= Work order =
The full listing, reproduced exactly, is what the response must contain.

┌──

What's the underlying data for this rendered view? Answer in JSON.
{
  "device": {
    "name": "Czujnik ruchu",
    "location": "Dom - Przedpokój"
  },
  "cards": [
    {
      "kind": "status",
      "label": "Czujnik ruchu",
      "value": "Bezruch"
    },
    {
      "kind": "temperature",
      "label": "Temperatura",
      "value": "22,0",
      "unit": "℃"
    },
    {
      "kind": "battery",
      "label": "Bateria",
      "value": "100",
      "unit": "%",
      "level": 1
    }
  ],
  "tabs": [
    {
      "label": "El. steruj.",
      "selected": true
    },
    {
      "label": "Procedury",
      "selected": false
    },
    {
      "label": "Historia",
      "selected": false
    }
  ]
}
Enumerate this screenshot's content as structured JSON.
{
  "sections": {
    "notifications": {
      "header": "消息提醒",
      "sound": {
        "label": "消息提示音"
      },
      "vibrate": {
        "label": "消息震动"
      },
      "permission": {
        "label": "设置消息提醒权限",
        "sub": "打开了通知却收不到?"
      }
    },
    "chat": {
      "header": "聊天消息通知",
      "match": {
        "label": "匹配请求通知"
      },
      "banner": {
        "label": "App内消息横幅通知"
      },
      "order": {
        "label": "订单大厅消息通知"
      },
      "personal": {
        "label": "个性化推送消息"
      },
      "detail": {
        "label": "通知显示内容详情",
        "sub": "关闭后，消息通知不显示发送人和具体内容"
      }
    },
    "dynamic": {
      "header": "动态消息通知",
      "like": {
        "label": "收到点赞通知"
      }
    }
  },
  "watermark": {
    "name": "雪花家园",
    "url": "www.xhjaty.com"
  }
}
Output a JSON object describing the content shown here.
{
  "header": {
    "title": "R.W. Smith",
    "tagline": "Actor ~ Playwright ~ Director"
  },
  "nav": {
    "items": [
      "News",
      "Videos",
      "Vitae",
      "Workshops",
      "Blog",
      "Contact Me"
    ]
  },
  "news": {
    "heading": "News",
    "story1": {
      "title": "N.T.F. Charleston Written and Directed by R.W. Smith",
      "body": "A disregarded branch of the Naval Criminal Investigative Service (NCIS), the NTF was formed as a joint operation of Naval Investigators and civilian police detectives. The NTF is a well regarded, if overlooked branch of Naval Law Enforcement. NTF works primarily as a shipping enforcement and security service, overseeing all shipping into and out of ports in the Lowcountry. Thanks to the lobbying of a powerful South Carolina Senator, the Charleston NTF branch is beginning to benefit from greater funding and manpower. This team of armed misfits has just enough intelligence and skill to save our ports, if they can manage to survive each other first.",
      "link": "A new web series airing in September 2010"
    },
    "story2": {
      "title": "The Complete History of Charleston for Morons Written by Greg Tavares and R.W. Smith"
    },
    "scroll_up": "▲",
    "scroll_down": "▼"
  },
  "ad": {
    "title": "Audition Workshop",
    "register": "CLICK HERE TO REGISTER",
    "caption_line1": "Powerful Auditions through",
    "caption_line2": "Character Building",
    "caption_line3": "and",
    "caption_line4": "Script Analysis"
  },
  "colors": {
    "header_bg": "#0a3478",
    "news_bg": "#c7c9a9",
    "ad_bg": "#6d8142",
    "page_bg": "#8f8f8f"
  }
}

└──

= Output of the task =
What's the underlying data for this rendered view? Answer in JSON.
{
  "device": {
    "name": "Czujnik ruchu",
    "location": "Dom - Przedpokój"
  },
  "cards": [
    {
      "kind": "status",
      "label": "Czujnik ruchu",
      "value": "Bezruch"
    },
    {
      "kind": "temperature",
      "label": "Temperatura",
      "value": "22,0",
      "unit": "℃"
    },
    {
      "kind": "battery",
      "label": "Bateria",
      "value": "100",
      "unit": "%",
      "level": 1
    }
  ],
  "tabs": [
    {
      "label": "El. steruj.",
      "selected": true
    },
    {
      "label": "Procedury",
      "selected": false
    },
    {
      "label": "Historia",
      "selected": false
    }
  ]
}
Enumerate this screenshot's content as structured JSON.
{
  "sections": {
    "notifications": {
      "header": "消息提醒",
      "sound": {
        "label": "消息提示音"
      },
      "vibrate": {
        "label": "消息震动"
      },
      "permission": {
        "label": "设置消息提醒权限",
        "sub": "打开了通知却收不到?"
      }
    },
    "chat": {
      "header": "聊天消息通知",
      "match": {
        "label": "匹配请求通知"
      },
      "banner": {
        "label": "App内消息横幅通知"
      },
      "order": {
        "label": "订单大厅消息通知"
      },
      "personal": {
        "label": "个性化推送消息"
      },
      "detail": {
        "label": "通知显示内容详情",
        "sub": "关闭后，消息通知不显示发送人和具体内容"
      }
    },
    "dynamic": {
      "header": "动态消息通知",
      "like": {
        "label": "收到点赞通知"
      }
    }
  },
  "watermark": {
    "name": "雪花家园",
    "url": "www.xhjaty.com"
  }
}
Output a JSON object describing the content shown here.
{
  "header": {
    "title": "R.W. Smith",
    "tagline": "Actor ~ Playwright ~ Director"
  },
  "nav": {
    "items": [
      "News",
      "Videos",
      "Vitae",
      "Workshops",
      "Blog",
      "Contact Me"
    ]
  },
  "news": {
    "heading": "News",
    "story1": {
      "title": "N.T.F. Charleston Written and Directed by R.W. Smith",
      "body": "A disregarded branch of the Naval Criminal Investigative Service (NCIS), the NTF was formed as a joint operation of Naval Investigators and civilian police detectives. The NTF is a well regarded, if overlooked branch of Naval Law Enforcement. NTF works primarily as a shipping enforcement and security service, overseeing all shipping into and out of ports in the Lowcountry. Thanks to the lobbying of a powerful South Carolina Senator, the Charleston NTF branch is beginning to benefit from greater funding and manpower. This team of armed misfits has just enough intelligence and skill to save our ports, if they can manage to survive each other first.",
      "link": "A new web series airing in September 2010"
    },
    "story2": {
      "title": "The Complete History of Charleston for Morons Written by Greg Tavares and R.W. Smith"
    },
    "scroll_up": "▲",
    "scroll_down": "▼"
  },
  "ad": {
    "title": "Audition Workshop",
    "register": "CLICK HERE TO REGISTER",
    "caption_line1": "Powerful Auditions through",
    "caption_line2": "Character Building",
    "caption_line3": "and",
    "caption_line4": "Script Analysis"
  },
  "colors": {
    "header_bg": "#0a3478",
    "news_bg": "#c7c9a9",
    "ad_bg": "#6d8142",
    "page_bg": "#8f8f8f"
  }
}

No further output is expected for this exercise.